As chair of the ACS California Section, Balazs, who also serves as associate program leader for B Program within the Weapons and Complex Integration Principal Associate Directorate, says he takes time out of his busy schedule for educational and public outreach.
"It has to be important to you and when it's important to you, you make the time," he said. "It allows you to take the fun and excitement of the things you do at the Lab and bring it to the public."
Within the California Section of the ACS, there are several major outreach programs that bring science to students and communities that wouldn't ordinarily have much exposure to science. It administers one of the largest Summer Education for the Economically Disadvantaged (SEED) programs within the ACS, providing several dozen low-income high school students to gain valuable summer experiences in research facilities within the California section, such as the National Labs, and other corporate research centers.
"I'm passionate about science," Balazs said. "If kids are just exposed to it, they will find more interest in it."
Whether it's the California section's twice-yearly Family Science Nights, which can attract more than 1,000 participants, to the group's activities with Earth Day, National Chemistry Week, Expanding Your Horizons, participation in Bay Area science fairs (including the Tri Valley Science and Engineering Fair) or Science Cafes, which are open to the general public, "I and a great number of other volunteers in our section have been working to bring the fascination and relevance of science to the general public," Balazs said. "One of my goals as 2011 chair is to maintain our momentum, and this is timely for the ACS, as 2011 is the UN-designated International Year of Chemistry."
Family Science Nights are one of the great successes, according to Balazs. At least two times out of the year, ACS members go to underserved middle and high schools in the East Bay area to bring science to the students. While many of the schools don't have large science programs, Balazs said bringing the science to them is what gets many of the students as well as their parents interested. Teachers also benefit, as many would not otherwise have an opportunity to bring scientists in to speak to their students.
"We take over the school for the night," he said, doing demonstrations such as making slime and making ice cream from liquid nitrogen. "When you go to these events, you can't get the kids to go home at the end of the night because they are so excited."
The California Section also awards education grants to needy high schools and smaller colleges for laboratory equipment and educational materials, and is looking to partner with other professional and civic organizations, such as other Bay Area science societies or entities such as Rotary International, to help leverage its offerings.

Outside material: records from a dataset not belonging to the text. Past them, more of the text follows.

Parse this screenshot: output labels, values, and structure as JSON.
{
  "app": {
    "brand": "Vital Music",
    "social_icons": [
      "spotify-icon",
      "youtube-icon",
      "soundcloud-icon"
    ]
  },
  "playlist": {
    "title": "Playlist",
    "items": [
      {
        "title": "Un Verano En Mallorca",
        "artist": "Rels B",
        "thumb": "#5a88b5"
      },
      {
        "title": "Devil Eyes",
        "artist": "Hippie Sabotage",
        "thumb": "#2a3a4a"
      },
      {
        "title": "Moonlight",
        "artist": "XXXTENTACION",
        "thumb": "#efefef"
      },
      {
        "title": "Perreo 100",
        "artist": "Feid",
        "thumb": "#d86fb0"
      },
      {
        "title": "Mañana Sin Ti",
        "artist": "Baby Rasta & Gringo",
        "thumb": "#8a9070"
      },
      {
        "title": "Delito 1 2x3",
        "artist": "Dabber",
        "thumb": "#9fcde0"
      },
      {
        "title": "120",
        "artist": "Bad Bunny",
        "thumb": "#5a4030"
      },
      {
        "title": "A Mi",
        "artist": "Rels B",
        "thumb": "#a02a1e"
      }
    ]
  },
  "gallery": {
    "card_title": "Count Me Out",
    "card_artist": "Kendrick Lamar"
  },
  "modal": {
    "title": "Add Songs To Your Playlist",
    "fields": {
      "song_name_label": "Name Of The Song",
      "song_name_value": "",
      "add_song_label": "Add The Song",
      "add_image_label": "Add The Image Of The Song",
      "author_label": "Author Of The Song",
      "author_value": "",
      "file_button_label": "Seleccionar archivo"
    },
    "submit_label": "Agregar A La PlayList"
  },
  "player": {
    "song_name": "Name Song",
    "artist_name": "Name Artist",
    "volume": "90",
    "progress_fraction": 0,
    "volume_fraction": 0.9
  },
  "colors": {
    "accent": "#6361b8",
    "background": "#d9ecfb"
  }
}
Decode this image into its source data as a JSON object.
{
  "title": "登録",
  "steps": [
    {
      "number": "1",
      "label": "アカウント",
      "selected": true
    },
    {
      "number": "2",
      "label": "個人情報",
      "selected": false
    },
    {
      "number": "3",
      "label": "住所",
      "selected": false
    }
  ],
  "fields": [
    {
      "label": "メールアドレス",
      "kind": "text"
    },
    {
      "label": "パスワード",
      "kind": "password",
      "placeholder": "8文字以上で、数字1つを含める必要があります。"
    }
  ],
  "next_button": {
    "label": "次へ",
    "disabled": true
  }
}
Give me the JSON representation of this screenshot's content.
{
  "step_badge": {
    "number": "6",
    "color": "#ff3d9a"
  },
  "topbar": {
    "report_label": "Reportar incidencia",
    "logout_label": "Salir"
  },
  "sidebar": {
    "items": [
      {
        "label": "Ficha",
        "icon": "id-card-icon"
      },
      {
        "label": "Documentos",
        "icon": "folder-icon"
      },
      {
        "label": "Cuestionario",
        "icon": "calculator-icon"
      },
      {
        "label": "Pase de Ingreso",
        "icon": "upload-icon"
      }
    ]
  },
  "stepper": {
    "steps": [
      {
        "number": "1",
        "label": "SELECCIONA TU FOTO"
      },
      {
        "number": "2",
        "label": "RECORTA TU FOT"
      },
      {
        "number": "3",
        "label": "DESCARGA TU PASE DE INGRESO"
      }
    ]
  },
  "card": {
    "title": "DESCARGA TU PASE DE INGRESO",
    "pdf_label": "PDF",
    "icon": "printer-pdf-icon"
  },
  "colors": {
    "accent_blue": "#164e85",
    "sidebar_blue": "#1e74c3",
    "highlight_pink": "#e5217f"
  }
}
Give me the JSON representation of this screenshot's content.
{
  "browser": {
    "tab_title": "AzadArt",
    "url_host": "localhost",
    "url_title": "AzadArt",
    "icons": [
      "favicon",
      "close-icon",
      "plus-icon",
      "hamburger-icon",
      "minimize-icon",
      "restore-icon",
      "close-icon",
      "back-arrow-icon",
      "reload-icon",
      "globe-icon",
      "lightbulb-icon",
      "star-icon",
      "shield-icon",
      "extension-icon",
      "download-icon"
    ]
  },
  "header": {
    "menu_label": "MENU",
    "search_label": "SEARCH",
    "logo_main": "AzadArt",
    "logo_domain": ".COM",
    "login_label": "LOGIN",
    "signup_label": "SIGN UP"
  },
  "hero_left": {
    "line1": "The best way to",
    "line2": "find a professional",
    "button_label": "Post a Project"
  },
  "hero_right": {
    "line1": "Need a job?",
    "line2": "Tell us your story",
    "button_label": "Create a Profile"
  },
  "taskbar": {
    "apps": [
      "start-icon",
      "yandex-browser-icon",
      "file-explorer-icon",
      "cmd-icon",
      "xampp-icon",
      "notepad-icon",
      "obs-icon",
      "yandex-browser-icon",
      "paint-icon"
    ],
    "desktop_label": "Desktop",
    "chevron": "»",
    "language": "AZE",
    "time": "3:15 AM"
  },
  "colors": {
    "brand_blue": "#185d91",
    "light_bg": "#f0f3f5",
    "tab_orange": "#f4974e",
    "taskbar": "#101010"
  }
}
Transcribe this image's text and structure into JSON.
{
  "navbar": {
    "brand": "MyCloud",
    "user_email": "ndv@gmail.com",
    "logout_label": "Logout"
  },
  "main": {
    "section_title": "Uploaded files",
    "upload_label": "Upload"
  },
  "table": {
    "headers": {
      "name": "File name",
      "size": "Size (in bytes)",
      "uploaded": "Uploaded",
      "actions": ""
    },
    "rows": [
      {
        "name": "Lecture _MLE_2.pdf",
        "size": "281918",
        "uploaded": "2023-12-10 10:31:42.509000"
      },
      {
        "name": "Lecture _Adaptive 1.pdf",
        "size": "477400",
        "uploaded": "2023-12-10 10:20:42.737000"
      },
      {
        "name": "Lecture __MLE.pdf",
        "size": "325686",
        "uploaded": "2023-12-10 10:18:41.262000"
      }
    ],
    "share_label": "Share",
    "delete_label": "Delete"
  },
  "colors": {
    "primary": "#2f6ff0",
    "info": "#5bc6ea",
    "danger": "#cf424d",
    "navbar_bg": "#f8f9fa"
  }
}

If you are interested in volunteering for any of the local events, contact Balazs at 423-5403.